New numbers from Statistics Canada confirm Alberta as the top honey producing province in Canada.

“Alberta produced 42.8 million pounds in 2015, which up 20.4 per cent from 35.5 million pounds in 2014,” says Medhat Nasr, provincial apiculturist, Alberta Agriculture and Forestry, Edmonton. “As well, yields rose from 125 pounds to 145 pounds per colony.”

Nasr says Alberta was also the top province for bee colony numbers in 2015 with over 295,000 colonies. “Winter mortality was also the lowest in the past 15 years, at about 10 per cent. That compares to the national average of a 16 per cent loss and the American average of 23 per cent.”

Farm cash receipts from honey sales in Alberta are approximately $75 million per year, in addition to $12 million per year from pollination service fees. The market value of honey bee contributions to the pollination of pedigree hybrid canola and canola crop production is estimated to be $650 million per year in Alberta.

Canadian beekeepers produced 95.3 million pounds of honey in 2015, up 11.4% from 2014. There were 8,533 beekeepers in 2015, 365 less than in 2014.

Chart 1  Chart 1: Production of honey
Production of honey

Chart 1: Production of honey

The total value of honey rose 10.9% from 2014 to $232.0 million as a result of increased production. The average price of honey was stable at $2.43 per pound.

On average, each colony had a yield of 132 pounds of honey, 9 pounds more than in 2014.

The number of colonies rose 3.6% from 696,252 to 721,106. This increase was attributable to favourable weather conditions that reduced winter losses, particularly in the Prairie provinces.

In Saskatchewan, honey production increased from 16.5 million pounds in 2014 to 18.8 million pounds in 2015, as a result of more colonies and higher yields.

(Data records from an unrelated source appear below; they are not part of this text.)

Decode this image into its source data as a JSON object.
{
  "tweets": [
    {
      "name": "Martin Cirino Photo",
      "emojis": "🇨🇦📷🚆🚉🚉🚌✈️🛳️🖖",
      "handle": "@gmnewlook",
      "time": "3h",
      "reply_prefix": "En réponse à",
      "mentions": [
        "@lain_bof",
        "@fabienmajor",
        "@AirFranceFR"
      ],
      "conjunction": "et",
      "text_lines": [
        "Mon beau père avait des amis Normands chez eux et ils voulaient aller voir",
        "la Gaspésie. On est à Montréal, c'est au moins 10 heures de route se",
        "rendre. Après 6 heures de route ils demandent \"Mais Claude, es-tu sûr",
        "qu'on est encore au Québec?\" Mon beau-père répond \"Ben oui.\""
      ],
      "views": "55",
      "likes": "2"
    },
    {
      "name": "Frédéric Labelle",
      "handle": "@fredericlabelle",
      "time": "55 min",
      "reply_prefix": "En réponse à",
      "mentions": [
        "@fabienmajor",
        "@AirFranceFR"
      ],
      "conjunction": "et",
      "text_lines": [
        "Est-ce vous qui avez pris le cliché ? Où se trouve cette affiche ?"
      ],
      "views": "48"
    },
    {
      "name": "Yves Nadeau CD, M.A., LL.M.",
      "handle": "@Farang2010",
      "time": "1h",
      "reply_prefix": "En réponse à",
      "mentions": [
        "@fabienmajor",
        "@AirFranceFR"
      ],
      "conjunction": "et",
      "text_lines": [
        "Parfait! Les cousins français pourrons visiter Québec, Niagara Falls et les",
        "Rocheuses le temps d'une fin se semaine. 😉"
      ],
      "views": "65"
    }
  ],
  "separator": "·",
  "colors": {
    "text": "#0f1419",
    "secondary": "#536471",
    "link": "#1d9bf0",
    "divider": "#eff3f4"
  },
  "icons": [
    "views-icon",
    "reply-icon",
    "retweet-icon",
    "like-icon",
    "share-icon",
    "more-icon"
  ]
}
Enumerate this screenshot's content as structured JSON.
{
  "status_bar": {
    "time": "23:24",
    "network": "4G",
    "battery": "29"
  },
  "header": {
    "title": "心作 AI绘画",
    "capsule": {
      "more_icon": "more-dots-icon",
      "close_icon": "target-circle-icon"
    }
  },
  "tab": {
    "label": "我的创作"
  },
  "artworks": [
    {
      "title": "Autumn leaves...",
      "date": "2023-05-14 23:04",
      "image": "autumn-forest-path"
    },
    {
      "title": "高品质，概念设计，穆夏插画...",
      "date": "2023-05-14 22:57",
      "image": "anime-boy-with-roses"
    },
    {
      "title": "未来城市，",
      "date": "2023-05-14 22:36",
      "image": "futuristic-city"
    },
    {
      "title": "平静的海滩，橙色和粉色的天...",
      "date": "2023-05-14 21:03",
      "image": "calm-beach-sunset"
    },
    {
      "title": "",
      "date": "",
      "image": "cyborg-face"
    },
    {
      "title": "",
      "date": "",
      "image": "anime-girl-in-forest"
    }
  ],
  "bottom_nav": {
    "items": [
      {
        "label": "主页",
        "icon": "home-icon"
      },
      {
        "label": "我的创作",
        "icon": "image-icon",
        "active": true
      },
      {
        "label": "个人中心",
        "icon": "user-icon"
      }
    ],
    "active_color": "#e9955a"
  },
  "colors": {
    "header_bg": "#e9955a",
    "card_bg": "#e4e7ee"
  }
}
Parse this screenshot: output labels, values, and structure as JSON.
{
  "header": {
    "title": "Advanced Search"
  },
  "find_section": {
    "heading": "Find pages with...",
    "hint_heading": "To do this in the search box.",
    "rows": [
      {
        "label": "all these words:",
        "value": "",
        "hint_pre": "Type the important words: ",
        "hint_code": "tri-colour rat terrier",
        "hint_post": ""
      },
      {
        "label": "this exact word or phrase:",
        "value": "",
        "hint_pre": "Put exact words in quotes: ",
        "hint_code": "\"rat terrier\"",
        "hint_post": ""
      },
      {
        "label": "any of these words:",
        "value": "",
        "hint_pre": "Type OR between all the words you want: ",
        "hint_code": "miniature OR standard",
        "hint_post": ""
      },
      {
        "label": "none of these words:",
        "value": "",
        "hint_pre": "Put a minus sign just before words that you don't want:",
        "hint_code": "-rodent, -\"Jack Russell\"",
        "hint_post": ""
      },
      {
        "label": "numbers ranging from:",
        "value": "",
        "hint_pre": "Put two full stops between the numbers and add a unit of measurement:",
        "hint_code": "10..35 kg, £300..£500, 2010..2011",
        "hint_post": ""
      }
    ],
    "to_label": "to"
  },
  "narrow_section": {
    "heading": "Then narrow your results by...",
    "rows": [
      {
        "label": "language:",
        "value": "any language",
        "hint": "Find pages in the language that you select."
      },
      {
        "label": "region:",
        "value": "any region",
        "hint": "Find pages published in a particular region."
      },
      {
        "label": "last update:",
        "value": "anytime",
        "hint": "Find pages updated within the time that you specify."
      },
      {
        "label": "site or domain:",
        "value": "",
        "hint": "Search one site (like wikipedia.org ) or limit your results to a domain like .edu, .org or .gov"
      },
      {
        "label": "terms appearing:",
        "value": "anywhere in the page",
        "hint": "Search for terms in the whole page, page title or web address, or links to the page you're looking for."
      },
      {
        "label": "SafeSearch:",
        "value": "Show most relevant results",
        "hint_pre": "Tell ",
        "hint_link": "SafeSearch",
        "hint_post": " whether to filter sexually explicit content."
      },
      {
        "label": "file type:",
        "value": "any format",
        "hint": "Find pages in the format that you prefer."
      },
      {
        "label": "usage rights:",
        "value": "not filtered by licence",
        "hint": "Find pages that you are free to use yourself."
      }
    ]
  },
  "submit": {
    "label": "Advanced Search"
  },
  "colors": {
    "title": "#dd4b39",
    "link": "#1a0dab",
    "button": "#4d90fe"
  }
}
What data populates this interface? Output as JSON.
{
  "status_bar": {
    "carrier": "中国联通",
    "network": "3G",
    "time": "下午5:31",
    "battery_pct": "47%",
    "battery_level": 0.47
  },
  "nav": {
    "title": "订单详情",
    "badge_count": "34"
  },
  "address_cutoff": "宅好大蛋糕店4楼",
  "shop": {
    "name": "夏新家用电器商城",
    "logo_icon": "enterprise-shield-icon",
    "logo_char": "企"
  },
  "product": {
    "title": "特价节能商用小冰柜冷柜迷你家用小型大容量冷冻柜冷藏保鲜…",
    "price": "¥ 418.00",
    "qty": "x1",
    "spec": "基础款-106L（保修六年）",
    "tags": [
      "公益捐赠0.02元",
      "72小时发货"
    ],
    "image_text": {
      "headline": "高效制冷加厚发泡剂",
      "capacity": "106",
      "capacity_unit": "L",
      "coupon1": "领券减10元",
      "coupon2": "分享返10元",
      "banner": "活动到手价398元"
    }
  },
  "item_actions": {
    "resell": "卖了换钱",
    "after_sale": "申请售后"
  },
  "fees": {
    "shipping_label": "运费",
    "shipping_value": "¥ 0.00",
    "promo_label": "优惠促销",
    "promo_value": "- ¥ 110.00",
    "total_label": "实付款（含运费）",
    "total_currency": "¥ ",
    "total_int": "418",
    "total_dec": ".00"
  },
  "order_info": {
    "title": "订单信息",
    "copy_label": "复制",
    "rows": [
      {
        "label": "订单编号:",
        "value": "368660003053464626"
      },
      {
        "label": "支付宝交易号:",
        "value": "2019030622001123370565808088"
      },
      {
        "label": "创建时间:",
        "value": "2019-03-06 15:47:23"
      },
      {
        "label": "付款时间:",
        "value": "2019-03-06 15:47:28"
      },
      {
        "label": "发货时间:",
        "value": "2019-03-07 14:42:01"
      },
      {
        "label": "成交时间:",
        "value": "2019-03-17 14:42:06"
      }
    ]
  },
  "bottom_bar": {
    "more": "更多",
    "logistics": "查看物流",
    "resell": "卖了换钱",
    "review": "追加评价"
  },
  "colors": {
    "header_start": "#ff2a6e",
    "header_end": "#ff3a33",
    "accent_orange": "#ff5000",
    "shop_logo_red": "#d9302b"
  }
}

In Manitoba, although yields were lower, production rose from 14.1 million pounds in 2014 to 16.0 million pounds. This increase was attributable to more honey-producing colonies in the province in 2015.